“GoT” made stars out of newcomers like Emilia Clarke, Kit Harington, Maisie Williams and Sophie Turner. It made superstars out of veteran characters like Lena Headey, Nicolaj Coster-Waldau and, notably, Peter Dinklage. Outsiders and NBA stars alike watched it. It made it OK to follow a show about fantasy. It made “Winter is coming,” “You know nothing, Jon Snow” and “A Lannister always pays his debts” catchphrases. It made you want to know what the dragon’s names are (for the record: Dracarys, Drogon and Viserion).
There was originally a schism between those who had read the books first (Readers) and those who first watched the show (Watchers) as skirmishes occurred over things like spoilers and changes made to the original plot. Readers were often deemed snobbish, while Watchers dubbed bandwagoners. It sometimes got downright nasty online.
But all this changed once the show outstripped the events depicted in the novels. Martin had been considerably delayed in finishing the sixth book, “The Winds of Winter” (still nowhere in sight) and who knows when the final volume, “A Dream of Spring,” will come out. Martin has famously told Benioff and Weiss how it all ends, but as the show overtook the books, the events on TV also began to diverge wildly from the books.
Now, we are all Watchers.
The seventh season begins with what seems like a memory of the infamous “Red Wedding,” but it is gloriously just Arya Stark finishing the job at House Frey. The White Walkers continue their inexorable march. Bran and Meera arrive at the Wall. “He’s coming for us,” Bran says of the Night King. “He’s coming for all of us.” Gathering the houses of the North, Jon Snow comes into disagreement with Sansa on tactics while Littlefinger does what Littlefinger does. Now on the Iron Throne, Cersei plots with Jaime to defend King’s Landing from invasion even as she mulls a pact with Euron Greyjoy. “Enemies everywhere,” Cersei warns. “We are surrounded by traitors.” In Oldtown, Sam is hard at work to become a maester when he encounters an unexpected inhabitant of one of the cells.
Beginning of the end
On her way to King’s Landing, Arya meets Ed Sheeran, seriously. The Hound and Beric Dondarrion talk about divine justice and ponders visions in the cold. Finally, Daenerys Targaryen and company arrive at Dragonstone, her childhood home and abandoned by Stannis Baratheon. She looks over the chessboard-like map of Westeros. Then she asks: “Shall we begin?”
Yet that episode—aptly called “Dragonstone”—is the beginning of the end. After it will come six more episodes this season and then (reportedly longer) six episodes in its eighth and final season. Watchers will be caught in a dreadful yet delicious dilemma—celebrate and savor the arrival of new episodes while also counting down toward the end of what may be the greatest show ever on television. Things happen quickly as seen in the second episode “Stormborn,” full of reunions—both welcome and unwelcome—and even more are promised in the coming future.
Tomorrow, another seven- days’ wait ends.
For now, we ring in the ninth hour on what is the first or the last day of the week, depending where you are, by paying homage to a terrific, terrifying world that rises from each screen like a revenant or a dragon.
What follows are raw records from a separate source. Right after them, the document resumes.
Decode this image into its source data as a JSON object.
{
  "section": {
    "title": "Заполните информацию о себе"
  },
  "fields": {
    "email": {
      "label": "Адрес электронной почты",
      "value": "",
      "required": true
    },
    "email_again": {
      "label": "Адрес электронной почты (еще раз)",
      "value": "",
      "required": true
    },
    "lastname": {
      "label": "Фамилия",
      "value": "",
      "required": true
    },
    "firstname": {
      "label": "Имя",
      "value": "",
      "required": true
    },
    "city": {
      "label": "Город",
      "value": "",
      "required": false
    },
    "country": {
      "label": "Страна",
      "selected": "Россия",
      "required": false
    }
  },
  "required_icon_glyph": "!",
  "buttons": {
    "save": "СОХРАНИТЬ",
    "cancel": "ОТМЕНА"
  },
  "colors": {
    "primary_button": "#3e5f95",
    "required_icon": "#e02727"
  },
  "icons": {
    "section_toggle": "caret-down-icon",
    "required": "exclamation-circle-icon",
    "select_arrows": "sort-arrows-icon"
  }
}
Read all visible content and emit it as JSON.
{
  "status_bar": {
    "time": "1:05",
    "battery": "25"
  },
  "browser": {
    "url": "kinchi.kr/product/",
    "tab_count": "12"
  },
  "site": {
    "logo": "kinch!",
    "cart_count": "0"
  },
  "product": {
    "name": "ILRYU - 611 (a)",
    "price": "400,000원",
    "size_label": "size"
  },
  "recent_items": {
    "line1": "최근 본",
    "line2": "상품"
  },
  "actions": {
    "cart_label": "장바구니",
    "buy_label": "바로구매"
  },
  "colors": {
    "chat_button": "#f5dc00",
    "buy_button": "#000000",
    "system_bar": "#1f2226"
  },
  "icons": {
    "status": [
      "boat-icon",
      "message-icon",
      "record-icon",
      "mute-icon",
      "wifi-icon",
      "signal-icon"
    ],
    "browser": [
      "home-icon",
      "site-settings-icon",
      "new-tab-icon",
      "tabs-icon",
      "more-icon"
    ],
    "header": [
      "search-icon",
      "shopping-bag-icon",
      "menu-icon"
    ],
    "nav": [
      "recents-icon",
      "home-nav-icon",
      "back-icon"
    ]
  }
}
Who will die? Who will survive? What will happen?
Whatever happens, we will all be watching.
New episodes from Season 7 premiere every Monday at 9 a.m. (Manila time) on HBO Asia, with a same day primetime encore at 9pm. The series is streaming on HBO GO where you will also be able to catch up on past seasons.